◆ SOURCE MATERIAL:
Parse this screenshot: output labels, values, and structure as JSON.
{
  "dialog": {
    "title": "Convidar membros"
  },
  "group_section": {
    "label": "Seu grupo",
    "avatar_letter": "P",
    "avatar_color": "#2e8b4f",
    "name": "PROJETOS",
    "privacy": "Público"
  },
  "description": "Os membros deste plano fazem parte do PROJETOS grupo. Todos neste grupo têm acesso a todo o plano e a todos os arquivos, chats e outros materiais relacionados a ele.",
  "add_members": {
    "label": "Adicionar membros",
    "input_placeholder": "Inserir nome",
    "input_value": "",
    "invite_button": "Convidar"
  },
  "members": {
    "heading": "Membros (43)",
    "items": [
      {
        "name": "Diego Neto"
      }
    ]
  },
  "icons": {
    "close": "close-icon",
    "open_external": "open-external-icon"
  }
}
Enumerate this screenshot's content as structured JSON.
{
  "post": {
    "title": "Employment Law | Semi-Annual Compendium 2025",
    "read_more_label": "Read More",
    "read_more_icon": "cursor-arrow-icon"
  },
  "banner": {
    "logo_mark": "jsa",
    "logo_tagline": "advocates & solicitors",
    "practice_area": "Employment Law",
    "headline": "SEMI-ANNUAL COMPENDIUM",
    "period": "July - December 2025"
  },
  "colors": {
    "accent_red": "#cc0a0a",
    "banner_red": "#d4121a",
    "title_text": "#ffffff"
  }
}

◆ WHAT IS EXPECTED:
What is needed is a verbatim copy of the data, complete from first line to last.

◆ RESULT OF THIS TASK:
Parse this screenshot: output labels, values, and structure as JSON.
{
  "dialog": {
    "title": "Convidar membros"
  },
  "group_section": {
    "label": "Seu grupo",
    "avatar_letter": "P",
    "avatar_color": "#2e8b4f",
    "name": "PROJETOS",
    "privacy": "Público"
  },
  "description": "Os membros deste plano fazem parte do PROJETOS grupo. Todos neste grupo têm acesso a todo o plano e a todos os arquivos, chats e outros materiais relacionados a ele.",
  "add_members": {
    "label": "Adicionar membros",
    "input_placeholder": "Inserir nome",
    "input_value": "",
    "invite_button": "Convidar"
  },
  "members": {
    "heading": "Membros (43)",
    "items": [
      {
        "name": "Diego Neto"
      }
    ]
  },
  "icons": {
    "close": "close-icon",
    "open_external": "open-external-icon"
  }
}
Enumerate this screenshot's content as structured JSON.
{
  "post": {
    "title": "Employment Law | Semi-Annual Compendium 2025",
    "read_more_label": "Read More",
    "read_more_icon": "cursor-arrow-icon"
  },
  "banner": {
    "logo_mark": "jsa",
    "logo_tagline": "advocates & solicitors",
    "practice_area": "Employment Law",
    "headline": "SEMI-ANNUAL COMPENDIUM",
    "period": "July - December 2025"
  },
  "colors": {
    "accent_red": "#cc0a0a",
    "banner_red": "#d4121a",
    "title_text": "#ffffff"
  }
}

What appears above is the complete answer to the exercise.